To get a real sense of how the war affected the area and the issues faced by those trying to clear up UXO, a trip to the Mine Action Visitor Centre in the main city, Dong Ha, is a must. Providing a backdrop to the various battles that were fought around the DMZ, the centre explains the process of searching out UXO, shows decommissioned ordinance and even has a display of the various replacement limbs people affected by exploding ordnance have had to use.
Vinh Moc Tunnels
Probably the most visited destination in the area, the Vinh Moc tunnels once acted as shelter to the villagers of Son Trung and Son Ha, two villages just north of the 17th Parallel. Believing the villagers to be providing food and armaments to the North Vietnamese garrison on the nearby island of Con Co, American forces subjected the area to intense bombing. Not having anywhere else to go, the villagers went underground. Construction started in 1966, and within a few years the whole village and around 60 families had moved 30m below the surface. Throughout the war, not one person living in the tunnels lost their life. Today the network of underground passages is open to tourists. Unlike the tunnels in Cu Chi, these ones can be walked through in comfort.

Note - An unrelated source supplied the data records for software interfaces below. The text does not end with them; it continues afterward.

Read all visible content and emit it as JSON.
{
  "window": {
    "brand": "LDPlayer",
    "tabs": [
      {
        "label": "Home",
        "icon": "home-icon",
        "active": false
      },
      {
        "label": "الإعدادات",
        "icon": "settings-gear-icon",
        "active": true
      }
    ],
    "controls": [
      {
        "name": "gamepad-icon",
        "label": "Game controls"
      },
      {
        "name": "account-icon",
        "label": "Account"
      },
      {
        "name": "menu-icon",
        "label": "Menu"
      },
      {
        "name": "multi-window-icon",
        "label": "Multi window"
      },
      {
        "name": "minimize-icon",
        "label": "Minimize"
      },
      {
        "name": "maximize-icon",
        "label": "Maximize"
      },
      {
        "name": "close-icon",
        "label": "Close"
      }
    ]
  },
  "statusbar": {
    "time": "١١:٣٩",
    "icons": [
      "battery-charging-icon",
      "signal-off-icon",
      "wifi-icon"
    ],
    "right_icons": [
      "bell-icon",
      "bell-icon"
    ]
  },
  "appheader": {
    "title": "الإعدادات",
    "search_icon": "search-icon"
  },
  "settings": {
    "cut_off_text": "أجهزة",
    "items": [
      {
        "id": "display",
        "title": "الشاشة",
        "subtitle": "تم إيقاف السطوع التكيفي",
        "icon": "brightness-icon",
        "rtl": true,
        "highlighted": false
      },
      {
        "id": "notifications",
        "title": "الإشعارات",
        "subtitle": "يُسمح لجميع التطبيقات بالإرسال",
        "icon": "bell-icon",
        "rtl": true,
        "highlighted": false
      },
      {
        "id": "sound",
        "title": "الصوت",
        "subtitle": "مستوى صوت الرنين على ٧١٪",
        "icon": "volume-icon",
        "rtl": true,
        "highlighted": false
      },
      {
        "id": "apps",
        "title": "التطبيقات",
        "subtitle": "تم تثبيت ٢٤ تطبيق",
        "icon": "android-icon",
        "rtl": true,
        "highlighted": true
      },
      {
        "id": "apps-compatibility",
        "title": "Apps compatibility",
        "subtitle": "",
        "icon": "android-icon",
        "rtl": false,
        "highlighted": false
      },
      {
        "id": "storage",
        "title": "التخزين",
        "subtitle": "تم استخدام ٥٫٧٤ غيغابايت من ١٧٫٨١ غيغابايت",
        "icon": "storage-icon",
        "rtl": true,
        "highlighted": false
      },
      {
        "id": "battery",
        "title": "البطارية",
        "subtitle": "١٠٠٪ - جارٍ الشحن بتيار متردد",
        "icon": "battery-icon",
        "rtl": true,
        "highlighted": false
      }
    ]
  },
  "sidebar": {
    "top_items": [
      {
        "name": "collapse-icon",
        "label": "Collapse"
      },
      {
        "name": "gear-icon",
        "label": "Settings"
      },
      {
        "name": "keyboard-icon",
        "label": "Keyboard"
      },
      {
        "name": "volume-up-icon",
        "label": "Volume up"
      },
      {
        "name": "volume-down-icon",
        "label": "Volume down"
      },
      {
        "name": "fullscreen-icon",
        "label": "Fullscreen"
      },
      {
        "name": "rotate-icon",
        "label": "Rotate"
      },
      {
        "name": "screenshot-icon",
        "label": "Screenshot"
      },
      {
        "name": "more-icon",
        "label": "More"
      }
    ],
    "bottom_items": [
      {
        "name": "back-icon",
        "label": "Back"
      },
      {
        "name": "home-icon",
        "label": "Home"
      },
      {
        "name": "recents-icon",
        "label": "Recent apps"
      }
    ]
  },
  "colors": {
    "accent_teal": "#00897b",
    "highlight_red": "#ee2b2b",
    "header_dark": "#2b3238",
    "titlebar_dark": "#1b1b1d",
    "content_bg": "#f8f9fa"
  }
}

Long Hung Church
Located just outside the former citadel of Quang Tri, Long Hung Church, built in 1955, is famous for its destroyed façade and bullet-riddled walls. In mid-1972 the Vietnamese Communists took the church as a key position as they tried to defend the Citadel of Quang Tri, which they had wrested off ARVN, the army of Southern Vietnam. Part of the Easter Offensive of 1972, the stand-off ended up as a siege which lasted for 81 days until the communists ended up ceding the citadel and most of the province back to their enemy.
Regular flights ply the route from Hue to Hanoi and Hue to Ho Chi Minh City. The main city of Quang Tri, Dong Ha, is about two hours’ drive north of Hue. Alternatively, the Reunification Express stops at Dong Ha Station. Dong Ha is also a key starting point on the bus journey from Central Vietnam to Savannakhet in Laos.